Task item :: Omit the images and retype the records verbatim.

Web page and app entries
* * * *

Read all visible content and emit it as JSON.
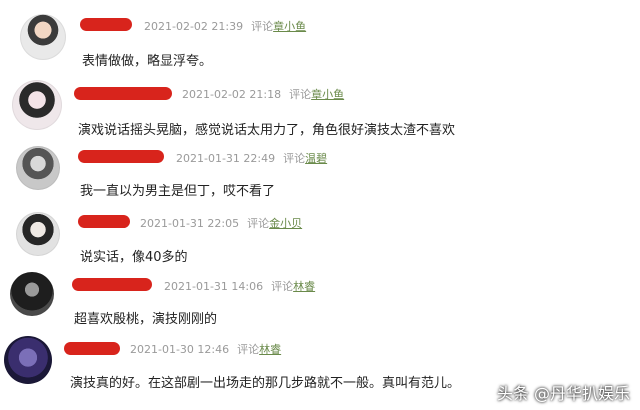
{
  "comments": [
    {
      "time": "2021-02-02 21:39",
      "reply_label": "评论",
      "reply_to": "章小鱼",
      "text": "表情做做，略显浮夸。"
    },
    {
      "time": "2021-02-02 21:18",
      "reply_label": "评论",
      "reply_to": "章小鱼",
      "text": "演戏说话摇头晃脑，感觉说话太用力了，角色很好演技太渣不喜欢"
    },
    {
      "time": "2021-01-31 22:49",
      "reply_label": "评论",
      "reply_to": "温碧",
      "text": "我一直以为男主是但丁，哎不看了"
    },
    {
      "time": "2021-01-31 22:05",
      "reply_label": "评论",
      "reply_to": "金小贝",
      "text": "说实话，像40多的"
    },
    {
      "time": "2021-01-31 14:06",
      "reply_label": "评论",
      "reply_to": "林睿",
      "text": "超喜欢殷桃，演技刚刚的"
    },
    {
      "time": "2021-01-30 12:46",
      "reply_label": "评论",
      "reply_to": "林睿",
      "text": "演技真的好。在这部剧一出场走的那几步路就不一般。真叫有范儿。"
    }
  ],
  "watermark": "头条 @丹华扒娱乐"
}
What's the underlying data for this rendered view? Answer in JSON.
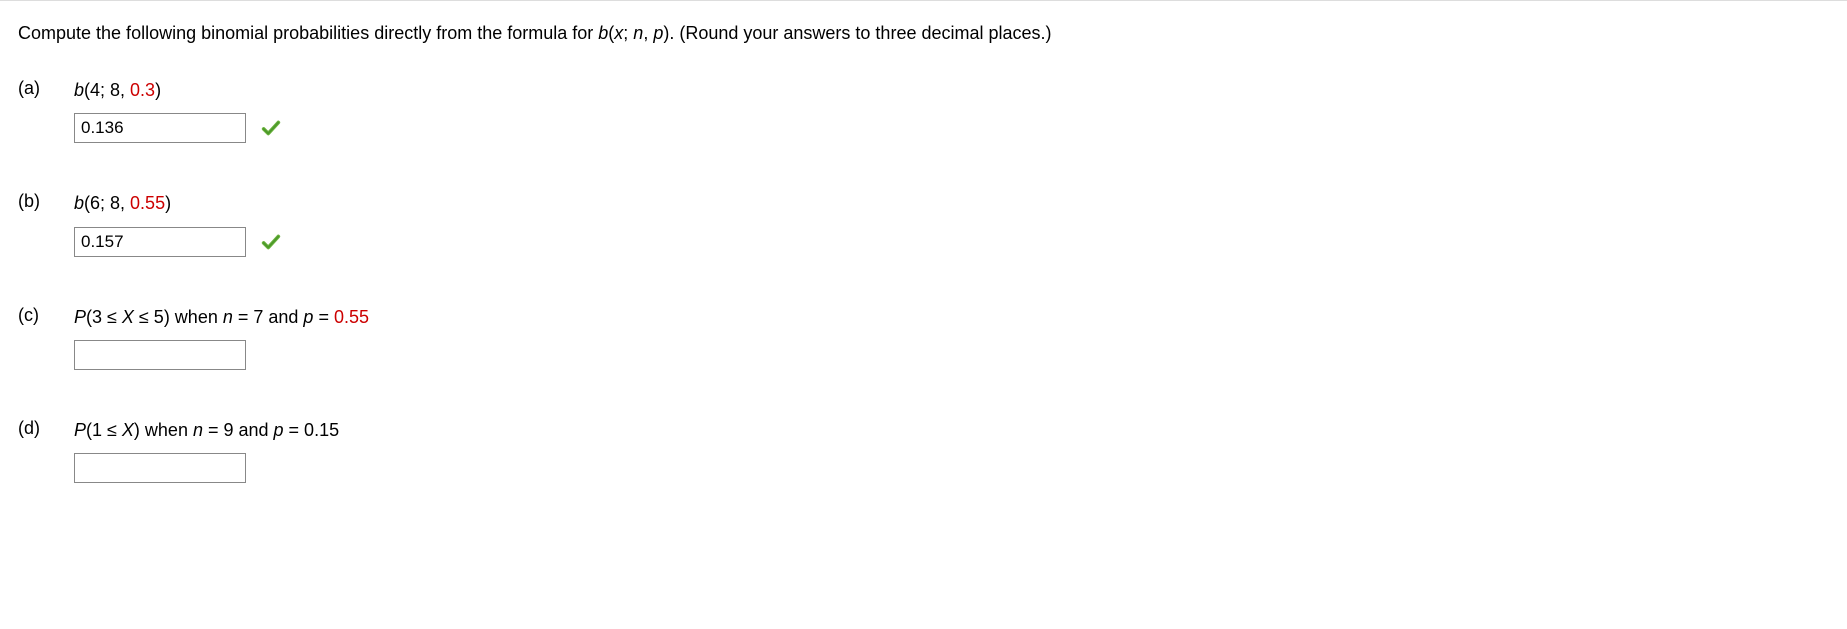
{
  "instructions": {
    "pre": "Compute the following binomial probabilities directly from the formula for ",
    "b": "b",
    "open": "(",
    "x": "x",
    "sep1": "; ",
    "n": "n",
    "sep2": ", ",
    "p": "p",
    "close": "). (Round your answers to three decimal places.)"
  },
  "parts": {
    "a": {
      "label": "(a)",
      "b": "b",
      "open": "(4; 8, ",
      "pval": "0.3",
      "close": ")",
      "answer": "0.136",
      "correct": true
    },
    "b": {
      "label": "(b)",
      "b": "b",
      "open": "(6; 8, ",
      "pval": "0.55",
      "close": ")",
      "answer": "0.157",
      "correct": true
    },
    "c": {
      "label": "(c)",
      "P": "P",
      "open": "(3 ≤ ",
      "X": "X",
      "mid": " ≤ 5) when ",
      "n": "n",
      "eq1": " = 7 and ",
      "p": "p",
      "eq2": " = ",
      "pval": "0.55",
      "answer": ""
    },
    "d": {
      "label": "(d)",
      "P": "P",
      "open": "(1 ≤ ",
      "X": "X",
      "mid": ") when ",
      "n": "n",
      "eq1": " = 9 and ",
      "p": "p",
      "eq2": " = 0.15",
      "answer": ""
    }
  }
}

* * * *

Result ::
Read all visible content and emit it as JSON.
{
  "comments": [
    {
      "time": "2021-02-02 21:39",
      "reply_label": "评论",
      "reply_to": "章小鱼",
      "text": "表情做做，略显浮夸。"
    },
    {
      "time": "2021-02-02 21:18",
      "reply_label": "评论",
      "reply_to": "章小鱼",
      "text": "演戏说话摇头晃脑，感觉说话太用力了，角色很好演技太渣不喜欢"
    },
    {
      "time": "2021-01-31 22:49",
      "reply_label": "评论",
      "reply_to": "温碧",
      "text": "我一直以为男主是但丁，哎不看了"
    },
    {
      "time": "2021-01-31 22:05",
      "reply_label": "评论",
      "reply_to": "金小贝",
      "text": "说实话，像40多的"
    },
    {
      "time": "2021-01-31 14:06",
      "reply_label": "评论",
      "reply_to": "林睿",
      "text": "超喜欢殷桃，演技刚刚的"
    },
    {
      "time": "2021-01-30 12:46",
      "reply_label": "评论",
      "reply_to": "林睿",
      "text": "演技真的好。在这部剧一出场走的那几步路就不一般。真叫有范儿。"
    }
  ],
  "watermark": "头条 @丹华扒娱乐"
}
What's the underlying data for this rendered view? Answer in JSON.
{
  "instructions": {
    "pre": "Compute the following binomial probabilities directly from the formula for ",
    "b": "b",
    "open": "(",
    "x": "x",
    "sep1": "; ",
    "n": "n",
    "sep2": ", ",
    "p": "p",
    "close": "). (Round your answers to three decimal places.)"
  },
  "parts": {
    "a": {
      "label": "(a)",
      "b": "b",
      "open": "(4; 8, ",
      "pval": "0.3",
      "close": ")",
      "answer": "0.136",
      "correct": true
    },
    "b": {
      "label": "(b)",
      "b": "b",
      "open": "(6; 8, ",
      "pval": "0.55",
      "close": ")",
      "answer": "0.157",
      "correct": true
    },
    "c": {
      "label": "(c)",
      "P": "P",
      "open": "(3 ≤ ",
      "X": "X",
      "mid": " ≤ 5) when ",
      "n": "n",
      "eq1": " = 7 and ",
      "p": "p",
      "eq2": " = ",
      "pval": "0.55",
      "answer": ""
    },
    "d": {
      "label": "(d)",
      "P": "P",
      "open": "(1 ≤ ",
      "X": "X",
      "mid": ") when ",
      "n": "n",
      "eq1": " = 9 and ",
      "p": "p",
      "eq2": " = 0.15",
      "answer": ""
    }
  }
}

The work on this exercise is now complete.